A deal has been struck between Greece and the country’s European creditors. But now what happens? It’s up to a vote and then it’s time for Greece to get to work.
Greek retirees have it bad, but their troubles aren’t likely to be our troubles.
The Greek crisis has reached a climax. Greece must submit proposals for reforms by Thursday. EU leaders will meet over the weekend to decide its fate.
Greek citizens voted in a “yes-no” referendum on Sunday. The “no” votes won with more than 60 percent.
Welcome to the second half of 2015! What will it bring for the economy and interest rates?
Greece is playing a very dangerous game of chicken with its creditors and the European Central Bank (ECB).
China’s mainland stock market dove into a bear market despite the weekend rate cut from the central bank — and Greece shut down its stock exchange entirely.

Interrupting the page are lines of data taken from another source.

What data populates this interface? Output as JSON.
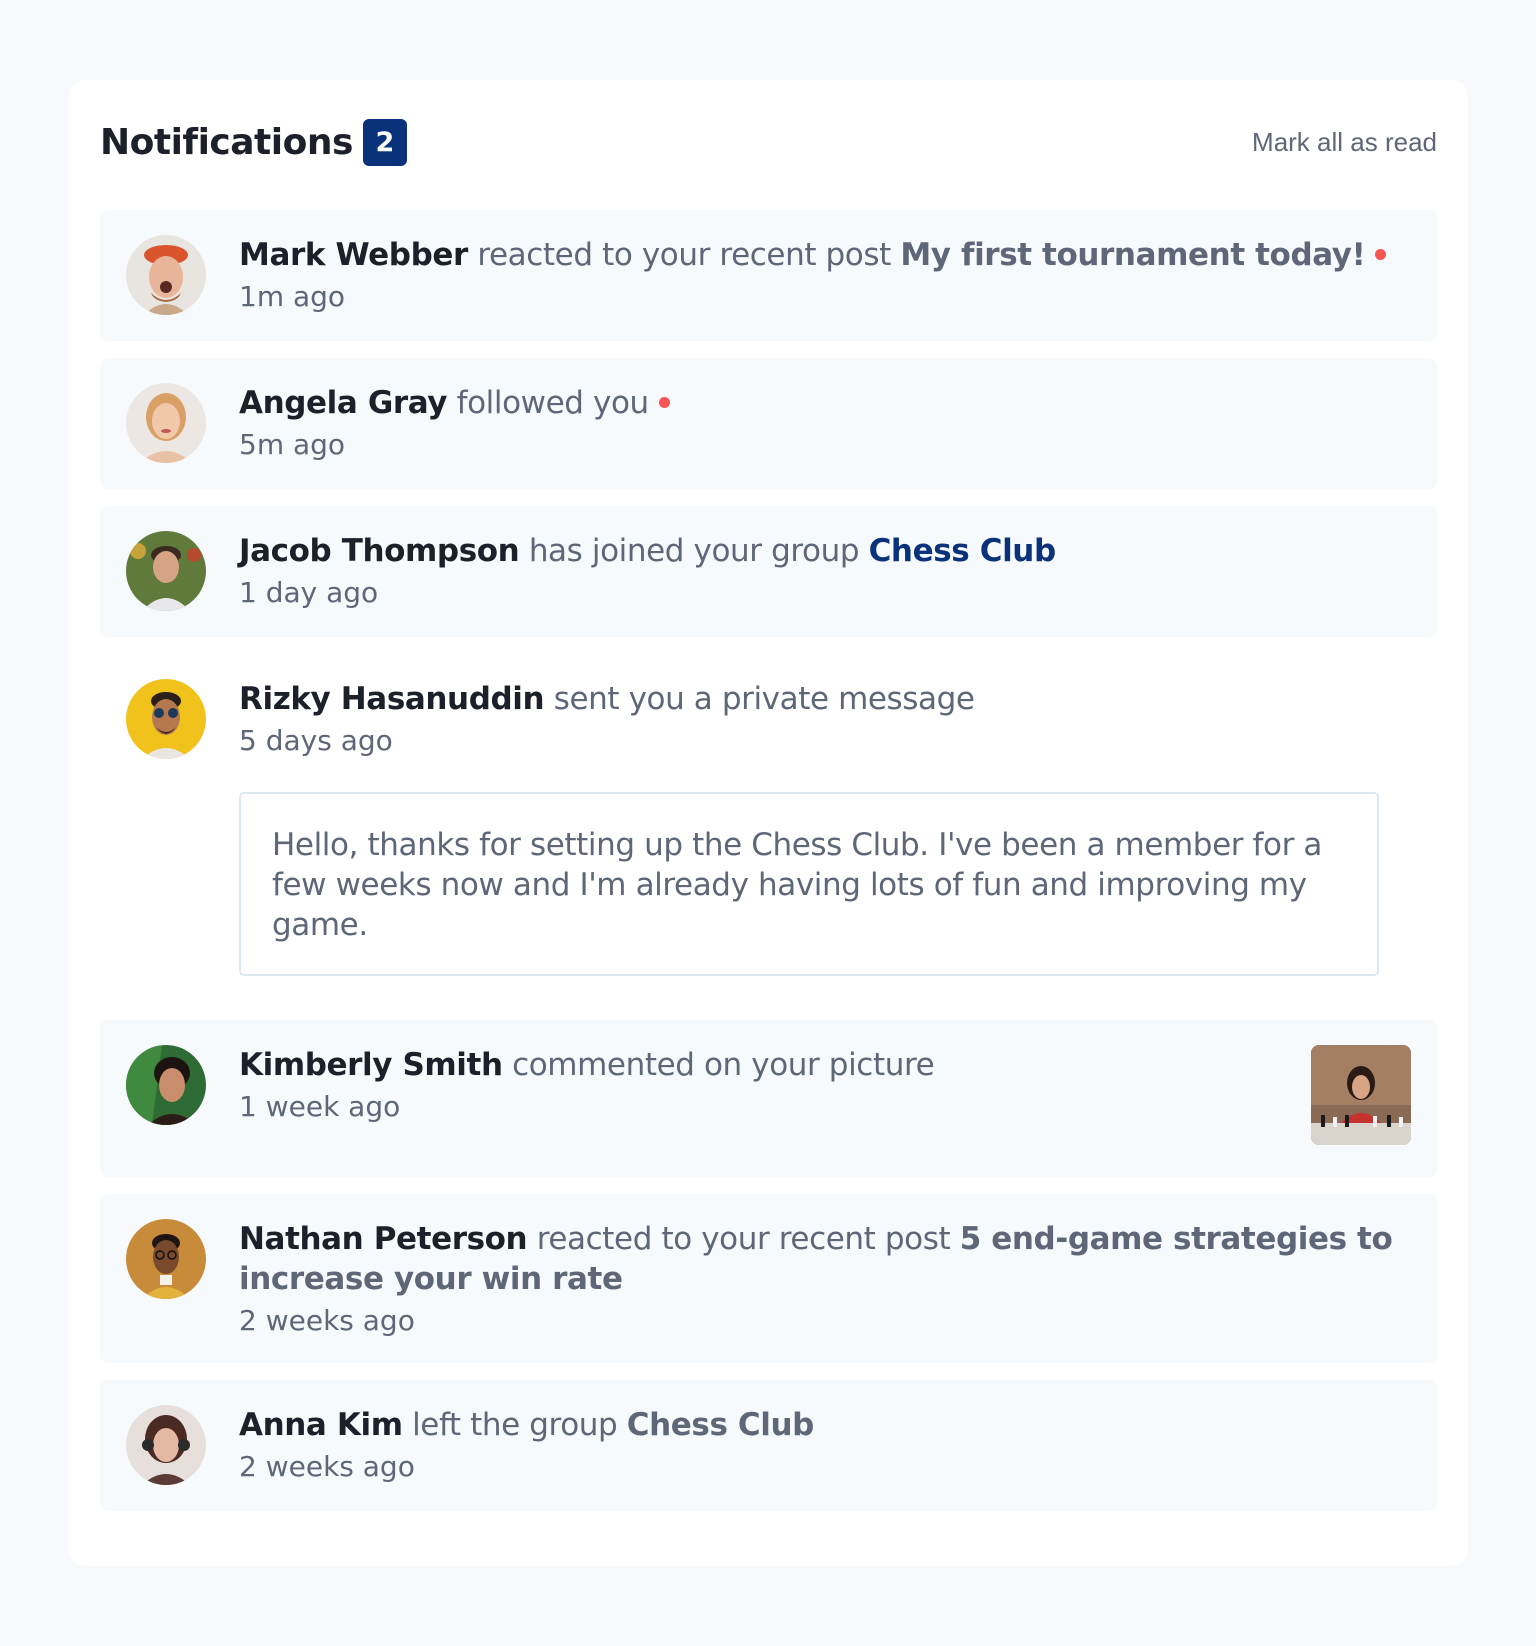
{
  "header": {
    "title": "Notifications",
    "unread_count": "2",
    "mark_all_label": "Mark all as read"
  },
  "notifications": [
    {
      "name": "Mark Webber",
      "action": "reacted to your recent post",
      "post": "My first tournament today!",
      "time": "1m ago",
      "unread": true
    },
    {
      "name": "Angela Gray",
      "action": "followed you",
      "time": "5m ago",
      "unread": true
    },
    {
      "name": "Jacob Thompson",
      "action": "has joined your group",
      "group": "Chess Club",
      "time": "1 day ago",
      "unread": false
    },
    {
      "name": "Rizky Hasanuddin",
      "action": "sent you a private message",
      "time": "5 days ago",
      "message": "Hello, thanks for setting up the Chess Club. I've been a member for a few weeks now and I'm already having lots of fun and improving my game.",
      "unread": false
    },
    {
      "name": "Kimberly Smith",
      "action": "commented on your picture",
      "time": "1 week ago",
      "unread": false
    },
    {
      "name": "Nathan Peterson",
      "action": "reacted to your recent post",
      "post": "5 end-game strategies to increase your win rate",
      "time": "2 weeks ago",
      "unread": false
    },
    {
      "name": "Anna Kim",
      "action": "left the group",
      "group": "Chess Club",
      "time": "2 weeks ago",
      "unread": false
    }
  ],
  "colors": {
    "page_bg": "#f7f9fc",
    "card_bg": "#ffffff",
    "unread_bg": "#f7fafd",
    "badge": "#0a327b",
    "dot": "#f65552",
    "text_dark": "#1c202b",
    "text_grey": "#5e6778",
    "link_blue": "#0a327b"
  }
}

Greece is on the verge of default, which is affecting global markets. What does this mean for mortgage rates?
With loan deadlines looming and no cash, Greece is hammering out an eleventh-hour deal to get more bailout money. Here’s what American investors should know.